* _Records from a data source_
== Segment start ==

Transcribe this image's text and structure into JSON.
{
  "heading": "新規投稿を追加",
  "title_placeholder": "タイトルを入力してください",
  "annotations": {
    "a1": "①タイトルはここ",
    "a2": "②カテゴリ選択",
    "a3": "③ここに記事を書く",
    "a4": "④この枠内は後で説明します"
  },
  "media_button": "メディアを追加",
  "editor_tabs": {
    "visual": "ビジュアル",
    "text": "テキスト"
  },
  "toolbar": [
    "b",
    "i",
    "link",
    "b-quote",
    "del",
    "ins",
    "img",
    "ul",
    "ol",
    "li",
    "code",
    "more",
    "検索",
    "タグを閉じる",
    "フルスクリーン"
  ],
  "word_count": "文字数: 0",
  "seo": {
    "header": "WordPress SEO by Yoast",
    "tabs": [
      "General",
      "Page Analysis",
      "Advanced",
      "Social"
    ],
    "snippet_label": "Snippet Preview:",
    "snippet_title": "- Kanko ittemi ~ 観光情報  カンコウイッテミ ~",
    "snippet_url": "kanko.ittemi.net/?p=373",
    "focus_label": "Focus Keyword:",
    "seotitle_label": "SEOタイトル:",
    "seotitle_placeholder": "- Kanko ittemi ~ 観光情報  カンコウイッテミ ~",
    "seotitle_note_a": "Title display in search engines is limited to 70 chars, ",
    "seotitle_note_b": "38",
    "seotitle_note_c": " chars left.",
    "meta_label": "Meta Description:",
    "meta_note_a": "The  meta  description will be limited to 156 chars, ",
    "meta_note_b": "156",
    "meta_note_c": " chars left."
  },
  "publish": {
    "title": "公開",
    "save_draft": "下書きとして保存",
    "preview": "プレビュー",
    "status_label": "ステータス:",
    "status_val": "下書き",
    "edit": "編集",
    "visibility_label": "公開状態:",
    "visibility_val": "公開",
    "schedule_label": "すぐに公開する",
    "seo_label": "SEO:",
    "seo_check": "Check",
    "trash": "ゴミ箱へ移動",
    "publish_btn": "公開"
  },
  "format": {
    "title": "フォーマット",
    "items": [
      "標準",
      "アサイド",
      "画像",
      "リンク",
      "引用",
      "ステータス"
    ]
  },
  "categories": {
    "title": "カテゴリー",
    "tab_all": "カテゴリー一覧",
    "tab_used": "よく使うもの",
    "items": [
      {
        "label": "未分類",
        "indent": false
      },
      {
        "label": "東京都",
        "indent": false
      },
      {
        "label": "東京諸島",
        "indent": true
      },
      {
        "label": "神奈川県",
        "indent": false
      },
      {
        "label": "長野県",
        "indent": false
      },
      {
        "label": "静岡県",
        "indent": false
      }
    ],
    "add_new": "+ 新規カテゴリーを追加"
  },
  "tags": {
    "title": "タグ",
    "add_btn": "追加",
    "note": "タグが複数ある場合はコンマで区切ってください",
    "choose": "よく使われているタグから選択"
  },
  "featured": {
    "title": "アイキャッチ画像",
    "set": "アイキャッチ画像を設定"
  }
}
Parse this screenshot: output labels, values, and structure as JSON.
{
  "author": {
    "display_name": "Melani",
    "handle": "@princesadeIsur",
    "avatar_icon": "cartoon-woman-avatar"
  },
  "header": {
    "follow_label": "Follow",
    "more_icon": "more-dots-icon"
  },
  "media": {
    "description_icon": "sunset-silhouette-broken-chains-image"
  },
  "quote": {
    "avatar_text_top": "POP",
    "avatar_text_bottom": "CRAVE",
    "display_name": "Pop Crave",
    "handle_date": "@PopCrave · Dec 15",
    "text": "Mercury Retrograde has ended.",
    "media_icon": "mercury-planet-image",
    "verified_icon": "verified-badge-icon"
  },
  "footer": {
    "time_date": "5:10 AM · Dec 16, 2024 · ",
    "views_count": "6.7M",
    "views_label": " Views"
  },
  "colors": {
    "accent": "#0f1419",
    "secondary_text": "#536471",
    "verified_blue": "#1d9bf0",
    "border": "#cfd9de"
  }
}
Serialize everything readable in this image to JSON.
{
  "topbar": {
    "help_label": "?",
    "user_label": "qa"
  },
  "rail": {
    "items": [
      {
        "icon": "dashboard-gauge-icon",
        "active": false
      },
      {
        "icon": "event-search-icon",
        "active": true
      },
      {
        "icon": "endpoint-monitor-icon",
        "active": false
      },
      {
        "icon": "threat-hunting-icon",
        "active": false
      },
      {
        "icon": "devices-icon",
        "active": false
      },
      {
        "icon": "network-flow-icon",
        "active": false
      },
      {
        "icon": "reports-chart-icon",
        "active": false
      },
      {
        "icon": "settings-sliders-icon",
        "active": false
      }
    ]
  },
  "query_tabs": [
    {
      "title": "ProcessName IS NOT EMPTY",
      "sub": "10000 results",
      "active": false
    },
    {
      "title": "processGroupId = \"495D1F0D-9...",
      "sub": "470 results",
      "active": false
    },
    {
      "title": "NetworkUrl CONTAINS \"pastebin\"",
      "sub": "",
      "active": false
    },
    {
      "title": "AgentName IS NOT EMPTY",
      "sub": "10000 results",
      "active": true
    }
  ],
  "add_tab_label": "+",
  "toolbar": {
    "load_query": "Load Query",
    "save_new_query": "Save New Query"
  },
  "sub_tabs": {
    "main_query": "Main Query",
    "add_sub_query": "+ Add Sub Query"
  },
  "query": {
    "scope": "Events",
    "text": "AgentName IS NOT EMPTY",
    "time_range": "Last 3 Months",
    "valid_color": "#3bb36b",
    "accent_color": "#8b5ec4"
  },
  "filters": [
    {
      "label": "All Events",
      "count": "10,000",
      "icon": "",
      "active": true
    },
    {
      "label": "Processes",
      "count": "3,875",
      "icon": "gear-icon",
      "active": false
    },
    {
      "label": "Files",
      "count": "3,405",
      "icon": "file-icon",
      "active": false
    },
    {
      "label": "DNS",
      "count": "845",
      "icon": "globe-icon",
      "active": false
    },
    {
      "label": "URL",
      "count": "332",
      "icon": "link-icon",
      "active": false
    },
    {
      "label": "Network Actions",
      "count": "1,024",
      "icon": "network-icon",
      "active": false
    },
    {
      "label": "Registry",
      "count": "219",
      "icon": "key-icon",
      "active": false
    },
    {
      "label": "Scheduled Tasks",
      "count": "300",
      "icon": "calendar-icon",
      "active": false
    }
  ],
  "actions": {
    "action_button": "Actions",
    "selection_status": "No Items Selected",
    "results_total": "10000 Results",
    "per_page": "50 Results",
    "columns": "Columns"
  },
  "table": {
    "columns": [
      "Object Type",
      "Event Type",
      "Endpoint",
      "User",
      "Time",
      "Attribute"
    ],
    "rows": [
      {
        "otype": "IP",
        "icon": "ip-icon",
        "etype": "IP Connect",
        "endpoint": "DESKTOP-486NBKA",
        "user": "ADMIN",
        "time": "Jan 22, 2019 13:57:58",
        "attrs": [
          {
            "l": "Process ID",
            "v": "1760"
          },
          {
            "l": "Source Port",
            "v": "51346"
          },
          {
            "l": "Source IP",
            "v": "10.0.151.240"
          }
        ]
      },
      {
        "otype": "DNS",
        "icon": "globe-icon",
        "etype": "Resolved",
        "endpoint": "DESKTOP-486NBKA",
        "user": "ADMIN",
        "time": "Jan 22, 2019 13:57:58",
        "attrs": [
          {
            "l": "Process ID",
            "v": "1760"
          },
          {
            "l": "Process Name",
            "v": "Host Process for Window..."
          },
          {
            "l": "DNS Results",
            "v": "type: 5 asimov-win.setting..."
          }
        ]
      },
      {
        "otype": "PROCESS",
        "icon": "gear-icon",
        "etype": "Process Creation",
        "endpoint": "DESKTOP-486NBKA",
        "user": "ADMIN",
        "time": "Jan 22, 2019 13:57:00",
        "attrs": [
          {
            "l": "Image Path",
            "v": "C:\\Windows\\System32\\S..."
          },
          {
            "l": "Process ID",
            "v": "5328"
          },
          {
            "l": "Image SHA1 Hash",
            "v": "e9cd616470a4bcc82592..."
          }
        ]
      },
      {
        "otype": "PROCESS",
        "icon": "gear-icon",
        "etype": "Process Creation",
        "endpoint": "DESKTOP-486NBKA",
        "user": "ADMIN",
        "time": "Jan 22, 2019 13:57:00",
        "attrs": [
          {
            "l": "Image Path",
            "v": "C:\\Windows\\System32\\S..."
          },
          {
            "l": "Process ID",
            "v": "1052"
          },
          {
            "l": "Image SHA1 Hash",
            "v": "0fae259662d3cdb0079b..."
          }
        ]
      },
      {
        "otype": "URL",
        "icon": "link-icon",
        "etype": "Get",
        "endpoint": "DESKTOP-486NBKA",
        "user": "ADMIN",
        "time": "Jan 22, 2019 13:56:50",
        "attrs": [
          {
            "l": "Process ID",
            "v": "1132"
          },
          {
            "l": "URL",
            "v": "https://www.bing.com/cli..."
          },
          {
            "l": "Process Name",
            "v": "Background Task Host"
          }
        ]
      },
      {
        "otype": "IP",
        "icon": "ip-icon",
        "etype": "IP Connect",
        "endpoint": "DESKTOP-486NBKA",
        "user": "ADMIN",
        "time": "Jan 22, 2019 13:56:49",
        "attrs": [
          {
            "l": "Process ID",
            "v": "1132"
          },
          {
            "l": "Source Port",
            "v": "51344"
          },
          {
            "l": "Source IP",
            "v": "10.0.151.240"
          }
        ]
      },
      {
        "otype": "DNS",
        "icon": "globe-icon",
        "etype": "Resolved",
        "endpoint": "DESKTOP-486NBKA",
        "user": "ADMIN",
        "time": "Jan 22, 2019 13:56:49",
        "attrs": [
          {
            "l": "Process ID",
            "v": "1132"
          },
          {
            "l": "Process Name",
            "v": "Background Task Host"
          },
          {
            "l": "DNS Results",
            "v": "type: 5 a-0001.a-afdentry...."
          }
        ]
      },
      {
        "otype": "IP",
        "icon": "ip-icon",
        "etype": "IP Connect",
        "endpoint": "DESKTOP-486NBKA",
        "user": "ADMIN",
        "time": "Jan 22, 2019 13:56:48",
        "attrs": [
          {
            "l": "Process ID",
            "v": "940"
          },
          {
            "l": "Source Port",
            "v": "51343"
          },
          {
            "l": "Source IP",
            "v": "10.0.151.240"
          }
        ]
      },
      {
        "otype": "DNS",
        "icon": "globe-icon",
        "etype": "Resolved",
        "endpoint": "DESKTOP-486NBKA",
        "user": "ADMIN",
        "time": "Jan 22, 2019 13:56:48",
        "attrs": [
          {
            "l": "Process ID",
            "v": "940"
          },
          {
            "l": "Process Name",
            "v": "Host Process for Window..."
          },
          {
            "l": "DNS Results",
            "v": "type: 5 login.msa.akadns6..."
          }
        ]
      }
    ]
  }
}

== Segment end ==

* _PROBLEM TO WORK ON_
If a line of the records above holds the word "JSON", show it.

* _EXERCISE ANSWER_
Transcribe this image's text and structure into JSON.
Parse this screenshot: output labels, values, and structure as JSON.
Serialize everything readable in this image to JSON.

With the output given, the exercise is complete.